The other state was Oregon. Unlike in Michigan and Tennessee, an agricultural producer in Oregon that delivers it produce to a purchaser is not required to file any notice to perfect its lien. But this rule is also subject to an exception—the lien expires unless the producer files an extension shortly (45 days) after final payment is due. Here, one of the nurseries filed an extension, but it was too late. In short, its lien expired under Oregon law. As in Michigan and Tennessee, the bank’s perfected lien in Oregon was senior.
The bank’s lien was senior to the nurseries’ liens because the court determined priority under the law of the respective state where the farm products were located. For example, the priority of liens on farm products located in Tennessee is determined under the law of Tennessee. On appeal, the court noted the issue of whether courts exercising bankruptcy jurisdiction should apply forum or federal choice-of-law rules—an area where the circuits are split. But because either approach would yield the same result, the court declined to take a side. By applying forum (Texas) or federal choice-of-law rules, for example, the priority of liens on trees that the nursery sold to the debtor in Michigan would be determined by Michigan law.
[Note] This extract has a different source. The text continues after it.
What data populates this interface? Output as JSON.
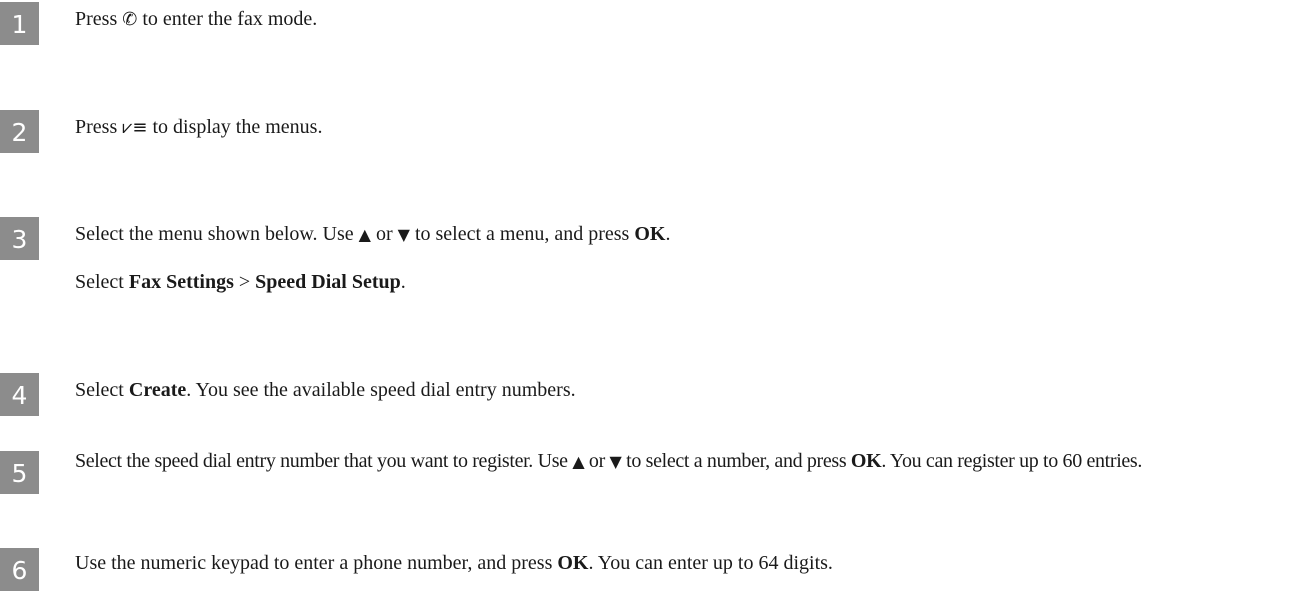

On appeal before the Fifth Circuit, one of the nurseries (Fishback) lost on two additional issues. First, the nursery argued that a choice-of-law clause in an invoice between the nursery and the debtor should apply in the lien dispute between the nursery and the bank. Lacking authority to support its contention, the nursery failed to persuade the court. The rights of a bank in a lien dispute are not controlled by a choice-of-law provision in a contract between other parties. Second, the nursery contended that it should prevail because of its “substantial compliance” with a relevant statute. The nursery relied on a decision of the Oregon Supreme Court, which explained that a party could satisfy the requirements of a statute by complying with its essential matters. One could fail to check all the required boxes under this approach and still prevail. The nursery based its substantial-compliance argument on its UCC statement, but this also failed because a UCC statement would not meet the objectives of the statute. It fails to notify parties such as the bank that a lien had been extended. In sum, the nurseries had plenty of lien trouble down on the farm.